Organizers with Pueblo Freedom and Rights submitted more than 13,400 signatures to the Colorado secretary of state’s office and had 12,648 verified. They needed about 11,300 verified for a recall election and outpaced that figure by about 1,300.
The effort to recall Colorado Senate President John Morse charged forward Tuesday with the secretary of state’s office announcing that organizers submitted more than enough valid signatures to produce the first-ever recall election of a lawmaker in the state.
Secretary of state officials said that organizers with the El Paso Freedom Defense Committee’s effort obtained 10,137 valid signatures from the roughly 16,200 signatures the group turned in earlier this month. To spark a recall, they needed just 7,178 verified, and they outpaced that figure by about 3,000 votes.
But supporters of Morse argued Tuesday the petition language used was incomplete and the recall effort should be set aside.
The legal team backing a supporter of Senate President John Morse on Thursday waged an aggressive attack against the petition process used to recall the state lawmaker.
With straightforward readings of the Colorado Constitution and even an opinion poll, attorneys stressed in a hearing before the secretary of state’s office that the recall effort of the Colorado Springs Democrat failed to meet the basics needed to remove him from office.
Mark Grueskin, who represents the Morse supporter who filed the contest, argued Thursday the constitution clearly outlines that petitions must note the election of a successor to the recalled official — something the petitions in the Morse recall did not do. Grueskin placed the burden on the proponents of the petition and not the secretary of state’s office, which by law is not allowed to offer legal advice.
EL PASO COUNTY — It’s rare to find a Democrat representing Senate District 11, especially in a part of the state where most of the surrounding Senate districts are Republican strongholds.
Even more rare — if not unprecedented — is a Democrat who not only won the seat, but then turned around and won re-election four years later.
But that’s exactly what John Morse did, in 2006 and 2010.
And now, Morse, who has since worked his way to becoming Senate president and is term-limited in 2014, appears on the cusp of a third election later this year.
Yet, it’s an election no incumbent politician wants to endure.

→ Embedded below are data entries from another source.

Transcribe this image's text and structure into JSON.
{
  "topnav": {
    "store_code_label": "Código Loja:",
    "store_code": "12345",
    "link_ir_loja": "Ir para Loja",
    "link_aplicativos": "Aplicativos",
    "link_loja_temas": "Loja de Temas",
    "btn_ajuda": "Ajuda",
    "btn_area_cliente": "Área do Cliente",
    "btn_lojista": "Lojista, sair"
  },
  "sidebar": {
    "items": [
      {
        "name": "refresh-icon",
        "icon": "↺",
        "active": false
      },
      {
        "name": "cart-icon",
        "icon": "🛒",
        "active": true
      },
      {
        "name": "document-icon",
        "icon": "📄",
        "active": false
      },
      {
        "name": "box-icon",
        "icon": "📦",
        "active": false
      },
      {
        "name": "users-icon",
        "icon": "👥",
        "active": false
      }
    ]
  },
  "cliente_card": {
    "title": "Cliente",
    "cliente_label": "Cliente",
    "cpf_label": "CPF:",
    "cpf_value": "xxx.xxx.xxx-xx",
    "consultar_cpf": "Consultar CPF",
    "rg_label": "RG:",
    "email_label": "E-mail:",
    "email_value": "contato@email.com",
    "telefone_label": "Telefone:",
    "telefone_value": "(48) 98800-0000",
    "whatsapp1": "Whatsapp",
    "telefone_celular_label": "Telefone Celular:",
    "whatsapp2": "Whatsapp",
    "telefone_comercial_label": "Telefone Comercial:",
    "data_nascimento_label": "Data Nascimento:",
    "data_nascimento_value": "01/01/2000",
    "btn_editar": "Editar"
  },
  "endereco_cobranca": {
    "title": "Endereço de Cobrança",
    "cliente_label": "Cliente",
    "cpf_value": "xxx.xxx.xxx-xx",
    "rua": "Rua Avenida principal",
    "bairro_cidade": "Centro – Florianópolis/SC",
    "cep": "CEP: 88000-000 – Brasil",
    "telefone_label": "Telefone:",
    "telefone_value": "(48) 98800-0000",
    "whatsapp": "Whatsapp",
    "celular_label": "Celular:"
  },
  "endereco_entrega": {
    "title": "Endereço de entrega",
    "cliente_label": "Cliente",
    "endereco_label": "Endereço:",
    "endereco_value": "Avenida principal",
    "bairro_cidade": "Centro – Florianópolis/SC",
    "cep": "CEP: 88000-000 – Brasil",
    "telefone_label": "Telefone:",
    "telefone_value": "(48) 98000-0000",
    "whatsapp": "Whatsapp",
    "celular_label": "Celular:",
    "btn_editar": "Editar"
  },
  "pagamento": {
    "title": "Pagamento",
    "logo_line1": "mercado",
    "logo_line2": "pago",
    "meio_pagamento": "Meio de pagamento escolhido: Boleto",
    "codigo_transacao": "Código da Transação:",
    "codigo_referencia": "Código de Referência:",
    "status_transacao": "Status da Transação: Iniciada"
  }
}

“Whether he wants it or not, I guarantee there’s going to be a recall election,” said Robert Harris, a member of the Basic Freedom Defense Fund, which is spearheading a recall of Morse. The organization must gather 7,178 signatures from residents of the district before a June 3 deadline.
“People are going door-to-door. We have business owners with petitions at the ready if a person wants to sign it. We’re just ready,” he said.
The recall effort sprang from conservative anger at Morse and his party for passing gun-control measures.